Seaview Tuberculosis Hospital, New York
In 1903 the state of New York recognized the poor living conditions for those suffering from tuberculosis and began construction of a sanatorium. Good ventilation and sunshine were known to be the best natural ways to treat the disease, because at the time, there was no cure. Both these factors were considered when choosing the Staten Island location for the hospital.
The hospital was designed by Architect Raymond F. Almirall and constructed in three phases, the first of which began in 1909. It included the construction of eight Mission Revival style patient pavilions, an administration building, staff house, nurse residences, kitchen, dining hall and power station. The four story pavilions were constructed in a fan-like formation to allow for maximum sunlight and ventilation. Four were designated as female wards, four as male wards.

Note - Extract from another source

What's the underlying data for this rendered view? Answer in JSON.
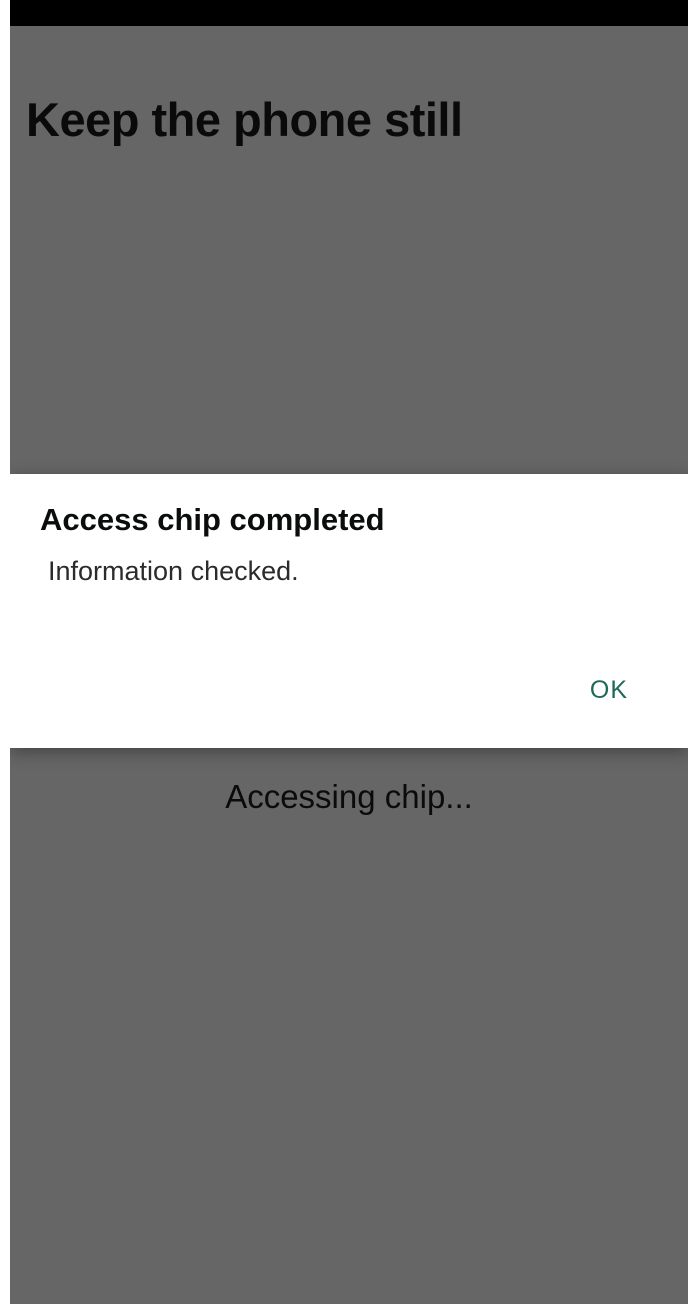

By the 1920's, the sanatorium became overcrowded and required expansion. Open air cottages, a group building, a dining building and additional dormitories were constructed, but by the 1930's, the hospital's patient population soared again and peaked above 2,000.

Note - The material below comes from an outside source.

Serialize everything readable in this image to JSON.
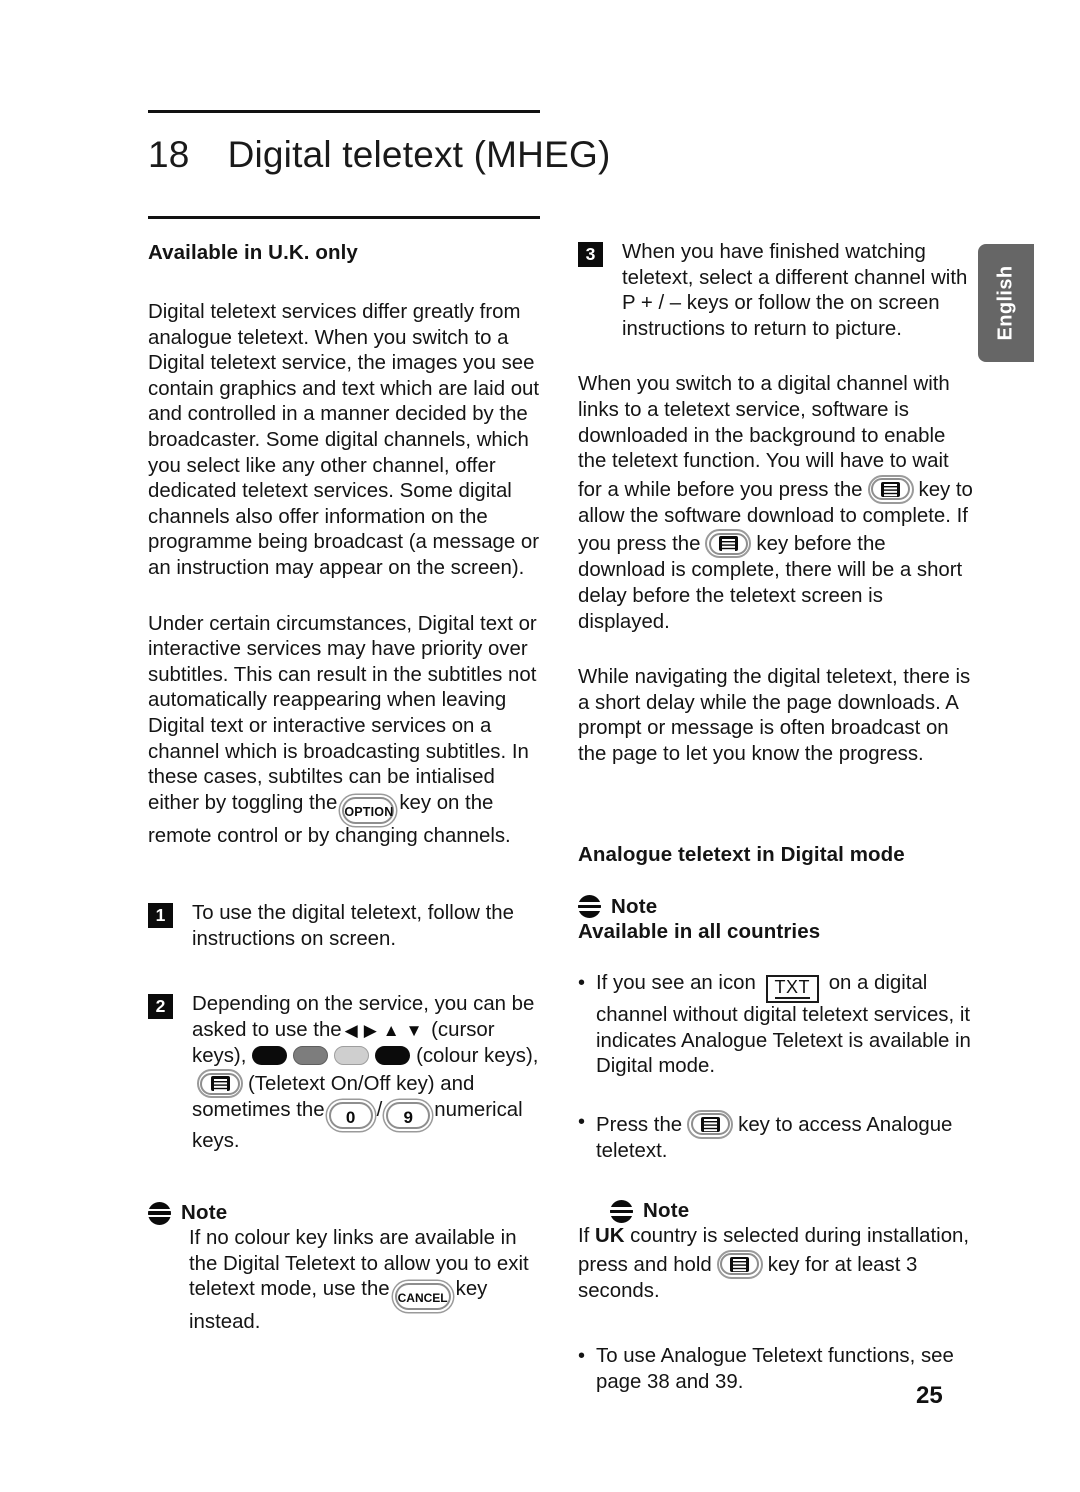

In 1935, Adolph Mertin designed the children's hospital, a six-story building, constructed on a fairly isolated part of the campus, with wings on each floor, open air porches and curved solariums. This building was the last tuberculosis related building constructed on the campus.
In the 1960's, the tuberculosis sanatoriums closed, but the campus still remains active today, as a rehabilitation center.
Though Seaview Hospital was the largest and most costly facility for treating tuberculosis in the country, it is considered very significant as it was the first hospital to conduct successful clinical trials of the drugs, which finally yielded a cure for tuberculosis.